It is amidst such work that is most needed for proper functioning of the parliamentary system that the JVP is opposing the proposed ETCA, which has still not been drafted and presented to the public for discussion. This gives the impression that the JVP is still carrying the burdens of the “Five Lectures” by its founder, Rohana Wijeweera, one of which was on the threat posed to this country by India, of course with strong links to the tea industry and its history. There are many others too, who write to the media and also criticize the ETCA based on how the tea industry was established and the presence of Indian workers in the hill country, with little regard for the reality of all that being part of colonial history in both India and Ceylon, and has nothing to do with the post-colonial records of the two countries.
It is regrettable that the JVP that has moved very much ahead since the first insurrection of 1971, having held ministerial positions, too, is taking almost the same position on the ETCA as the racist and chauvinist extremist forces that are seeking to build new flames of hatred against India; as well as the unverified concerns of some professionals, in what is regarded as the debate on the ETCA. What is necessary is for the strongest voices to demand that the drafts – one- two – or even three – of this agreement are placed before the public and fully debated before any finality is reached. It does not help anyone, whether professionals in medicine or any other field, or politicians of any hue or strategy, to attack and oppose the ETCA, when the facts about it have not yet been fully discussed between Sri Lanka and India, and the necessary documents are not presented for study and debate by the people and politicians of this country.
The very nature of the proposed agreement, from what has been explained, show it is not something that will be forced on this country like the13th Amendment to the Constitution. The progress that both Sri Lanka and India have made since 1987, the changes in international relations, and the contents and substance of the Agreement, would certainly make the ETCA an understanding of value to both Sri Lanka and India, with neither benefitting from any backhand nor hidden action for or against the other.
The Government, and the Prime Minister, who is the ETCA mover in Sri Lanka, must make wider use of the media and all opportunities to address the professionals, the public, the employed, unemployed and youth, on the actuality of the ETCA, and show how it will make a vast improvement to employment opportunities, better skills for our people, and more investment in Sri Lanka.
Issues of credibility
While criticism on the ETCA can be met with good and effective debate, the Government is faced with other issues of credibility by ministerial behaviour, which point to emerging MR trends, and not those of good governance. Higher Education Minister Lakshman Kiriella’s letter recommending employment of a Temporary Lecturer in Political Science to the University of Kelaniya stands out as the stuff of bad politics and non-ministerial duty.

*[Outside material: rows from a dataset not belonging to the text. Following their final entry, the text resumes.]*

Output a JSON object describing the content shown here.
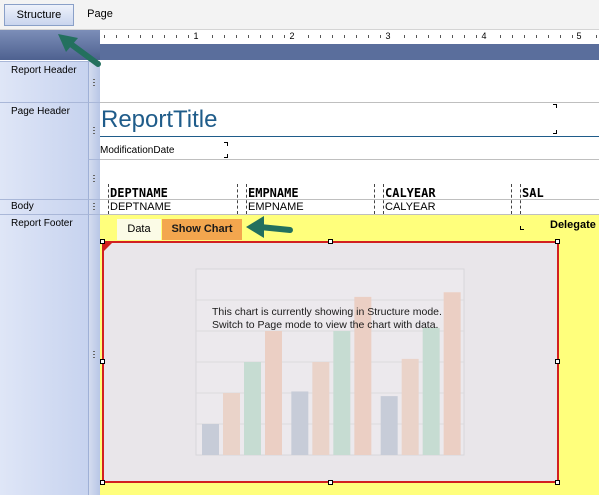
{
  "modes": {
    "structure": "Structure",
    "page": "Page"
  },
  "ruler": {
    "marks": [
      "1",
      "2",
      "3",
      "4",
      "5"
    ]
  },
  "sections": {
    "report_header": "Report Header",
    "page_header": "Page Header",
    "body": "Body",
    "report_footer": "Report Footer"
  },
  "report": {
    "title": "ReportTitle",
    "modification_date": "ModificationDate",
    "columns": [
      {
        "header": "DEPTNAME",
        "value": "DEPTNAME"
      },
      {
        "header": "EMPNAME",
        "value": "EMPNAME"
      },
      {
        "header": "CALYEAR",
        "value": "CALYEAR"
      },
      {
        "header": "SAL",
        "value": ""
      }
    ],
    "delegate": "Delegate"
  },
  "chart_tabs": {
    "data": "Data",
    "show_chart": "Show Chart"
  },
  "chart_note": {
    "line1": "This chart is currently showing in Structure mode.",
    "line2": "Switch to Page mode to view the chart with data."
  },
  "chart_data": {
    "type": "bar",
    "categories": [
      "",
      "",
      ""
    ],
    "series": [
      {
        "values": [
          2,
          4.1,
          3.8
        ],
        "color": "#c7ccd8"
      },
      {
        "values": [
          4,
          6,
          6.2
        ],
        "color": "#ead3c9"
      },
      {
        "values": [
          6,
          8,
          8.2
        ],
        "color": "#c6dcd2"
      },
      {
        "values": [
          8,
          10.2,
          10.5
        ],
        "color": "#ebcfc4"
      }
    ],
    "ylim": [
      0,
      12
    ],
    "grid": true
  },
  "colors": {
    "accent_tab": "#f3a64e",
    "footer": "#ffff7c",
    "selection": "#d22020",
    "arrow": "#23705e"
  }
}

This is not unlike Namal Rajapaksa MP’s letter given some time ago for the enrolment of a student who was not selected to a university on the Z-score tally. The latter being to assist a student who wanted to learn more, gives sympathy to it, unlike the recommendation of Minister Kiriella – while both remain incorrect and deserve condemnation.
The Government – both the UNP and SLFP – has to make it clear that such action does not help in its image or message of good governance. It must fight the growing trends towards nepotism, and political favouritism that we see emerging, with the same seriousness as its slogans against all that was foul of the Rajapaksa Regime. The same passage is not the path of progress for good governance promised to the people.